Some of the short pieces of near-future fiction that appear in my collections or that I’ve blogged about come from projects I’ve worked on with scientists and technology experts.
If you’d like to know more about the projects, such as what they are, who they’re with, why I do them and how they run, then select projects from the menu above.
As well as those mentioned on the projects page I have two new ones that I’m scoping with King’s College London at the moment, both of which involve writing competitions. I’ll say more here when I can, but it’s also worth keeping an eye on my events page.
And just to round off… a lot of my near-future fiction is inspired by the science, the technology and the people I come across during these projects, not just the stories that come directly from them. I’m very privileged to get these behind the scenes opportunities and I’m grateful to everyone who makes them happen.
photo credit: Peter Schüler together via photopin (license)
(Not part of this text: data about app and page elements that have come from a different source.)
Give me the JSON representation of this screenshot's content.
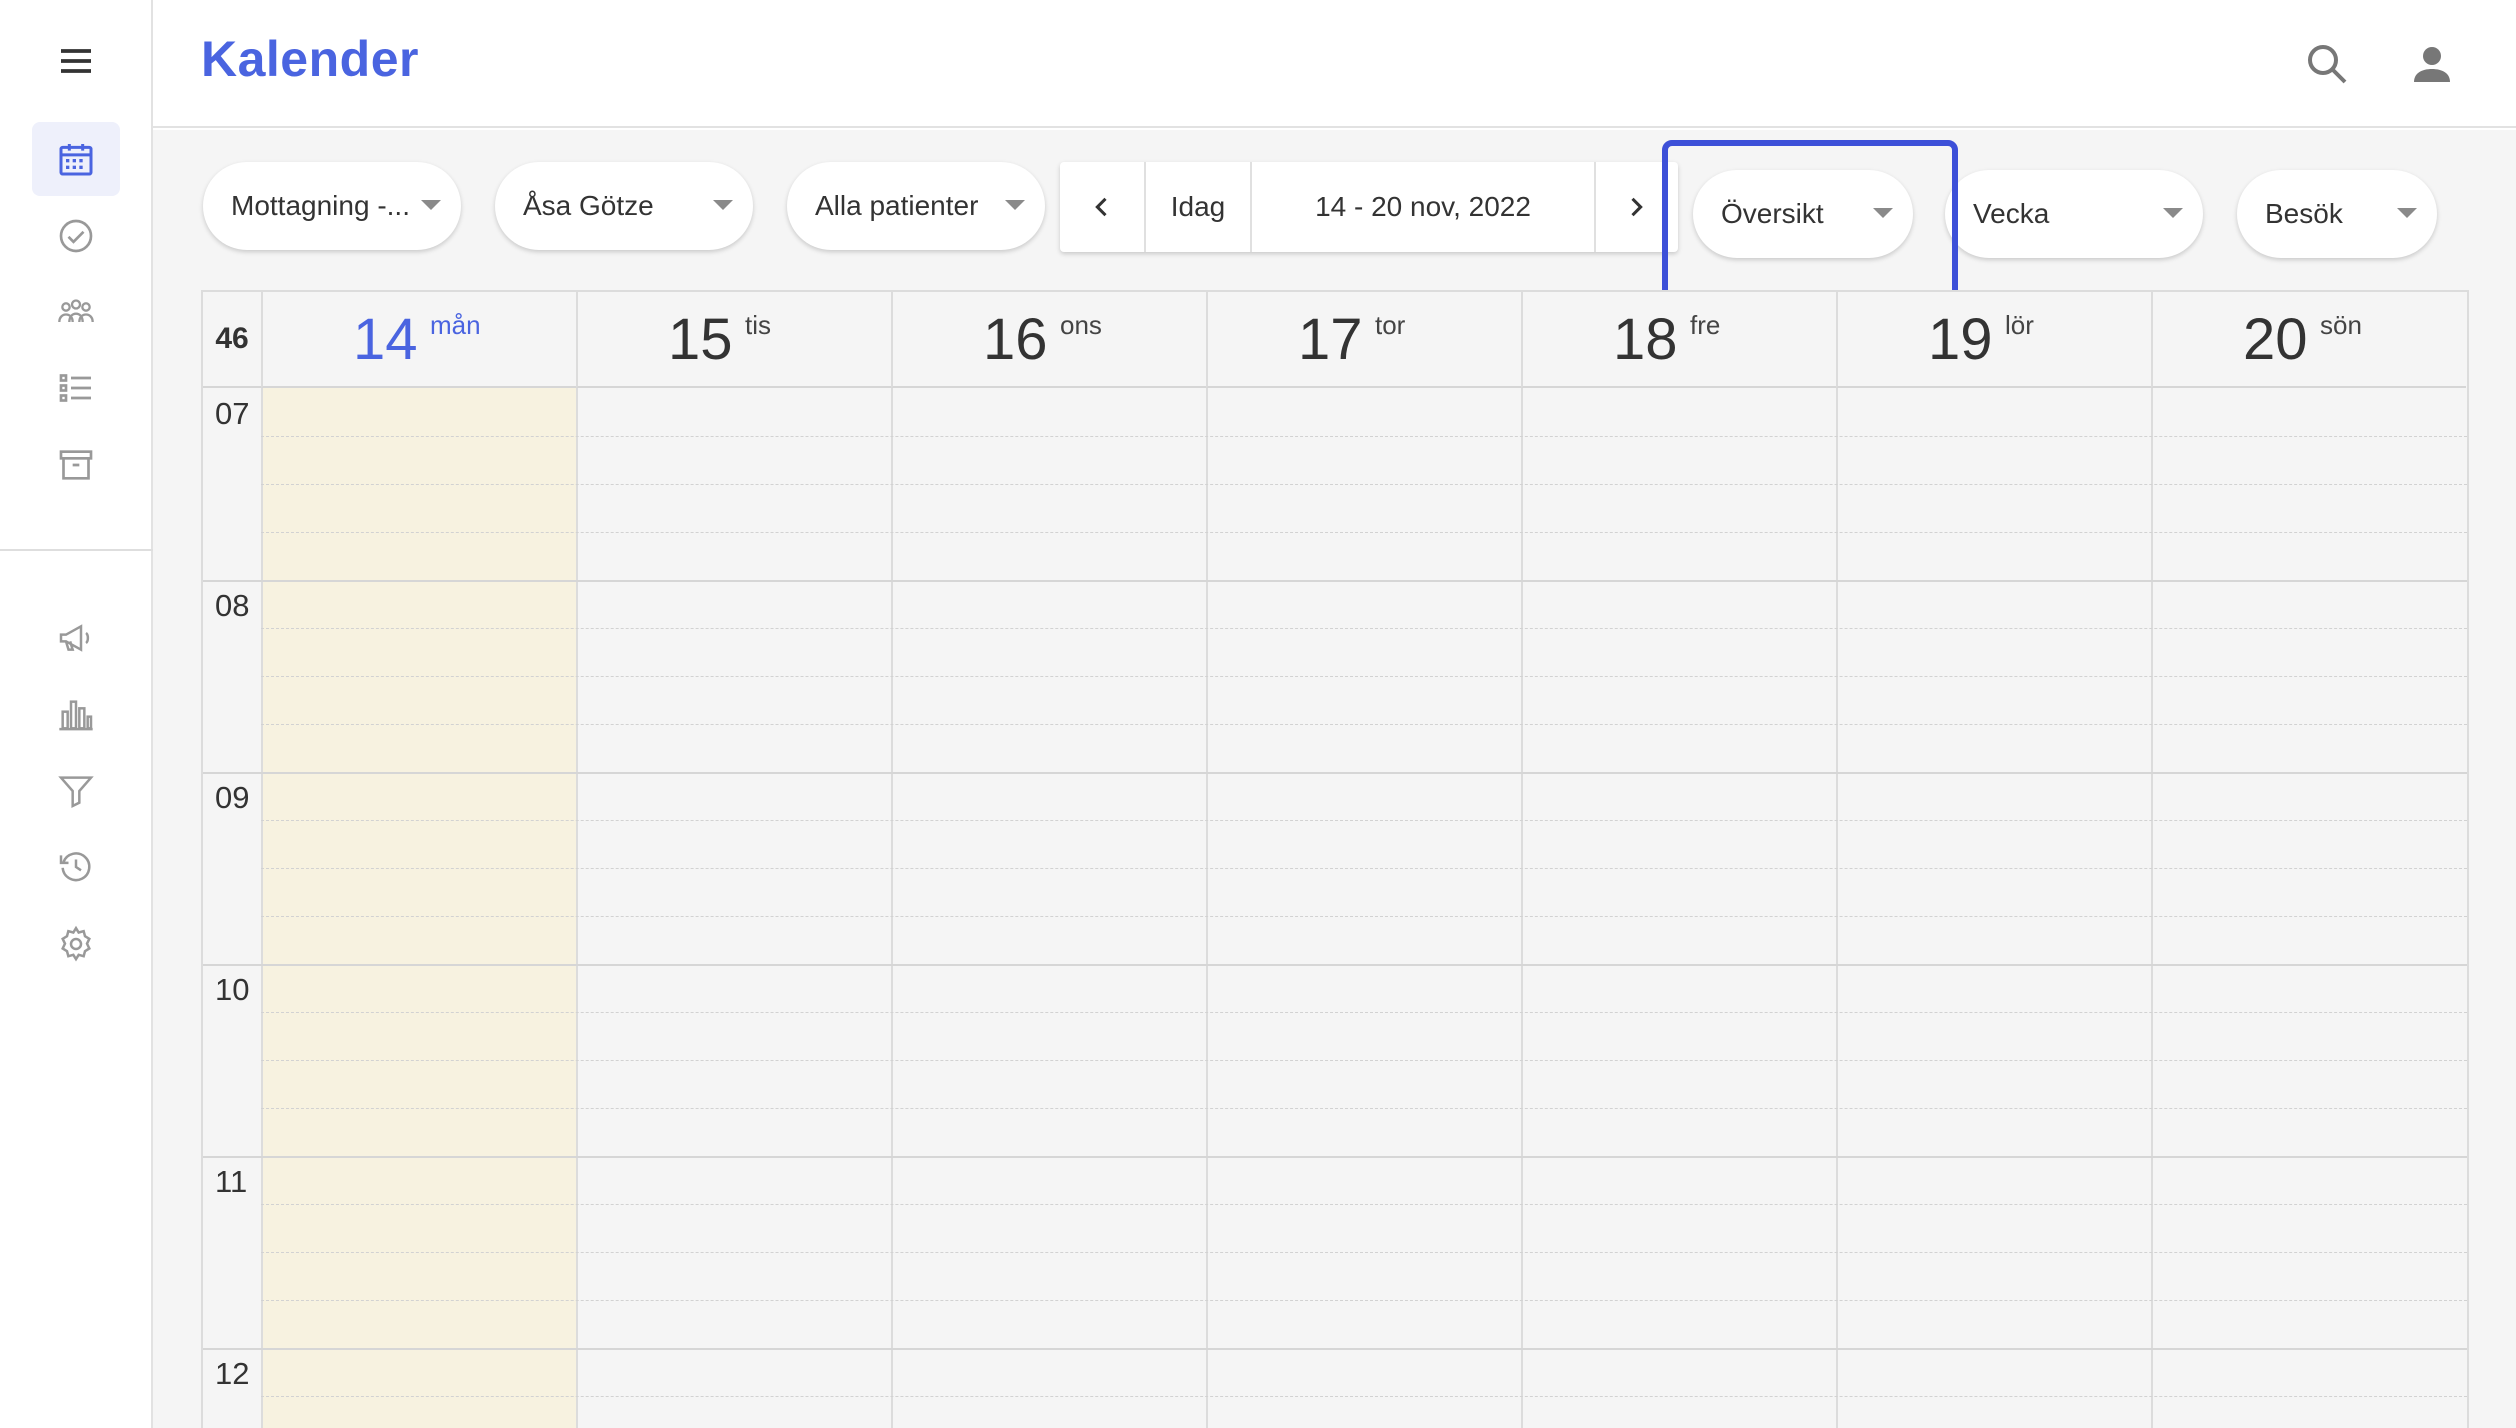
{
  "header": {
    "title": "Kalender"
  },
  "toolbar": {
    "reception": "Mottagning -...",
    "practitioner": "Åsa Götze",
    "patients": "Alla patienter",
    "today_label": "Idag",
    "date_range": "14 - 20 nov, 2022",
    "overview": "Översikt",
    "view_mode": "Vecka",
    "visit_type": "Besök"
  },
  "calendar": {
    "week_number": "46",
    "days": [
      {
        "num": "14",
        "name": "mån",
        "today": true
      },
      {
        "num": "15",
        "name": "tis"
      },
      {
        "num": "16",
        "name": "ons"
      },
      {
        "num": "17",
        "name": "tor"
      },
      {
        "num": "18",
        "name": "fre"
      },
      {
        "num": "19",
        "name": "lör"
      },
      {
        "num": "20",
        "name": "sön"
      }
    ],
    "hours": [
      "07",
      "08",
      "09",
      "10",
      "11",
      "12"
    ]
  },
  "colors": {
    "accent": "#4a64e0",
    "highlight": "#3d50d8",
    "today_column": "#f7f2e0"
  },
  "icons": {
    "rail": [
      "menu-icon",
      "calendar-icon",
      "check-circle-icon",
      "group-icon",
      "list-icon",
      "archive-icon",
      "megaphone-icon",
      "bar-chart-icon",
      "filter-icon",
      "history-icon",
      "settings-icon"
    ],
    "top": [
      "search-icon",
      "user-icon"
    ]
  }
}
On Saturday the 10 August I’ll be live in Finsbury Park celebrating its 150 year anniversary, by thinking about its future. It’s been a fantastic project to work on and I’m really chuffed with my story, Long Live the Strawberries of Finsbury Park, and I’d love you to join me for the reading.
This is the blurb…
“Gather round and listen to two short stories emerging from the heady mix of sci-fi authors (Mud Howard and Stephen Oram), scientists and the folk of Finsbury Park. Come and decide if these are the futures you want for your park?”
Times: 11.30, 2.30
There’s loads of other great stuff going on too – take a look at https://www.furtherfield.org/future-fair/
photo credit: Rusty Russ Twisted Tree ReTwisted via photopin(license)
In the words of Frederik Pohl, my job as a science fiction author is, “to predict not the automobile but the traffic jam.”
I’m sure we all have mixed feelings about the future of robotics and artificial intelligence. I certainly do and it’s such a broad subject that it’s no surprise emerging technologies and science generates big questions. What human activity we value and what it means to be human might not be new questions, but this could be the moment to assess them again.
Over the past few weeks I’ve been spending even more time than usual thinking and reading about robots and artificial intelligence. I’ve outlined some brief thoughts below, but there’s way too much to put into a short blog post like this and others have written whole books about it, not least Max Tegmark in his book Life 3.0: Being Human in the Age of Artificial Intelligence. Continue reading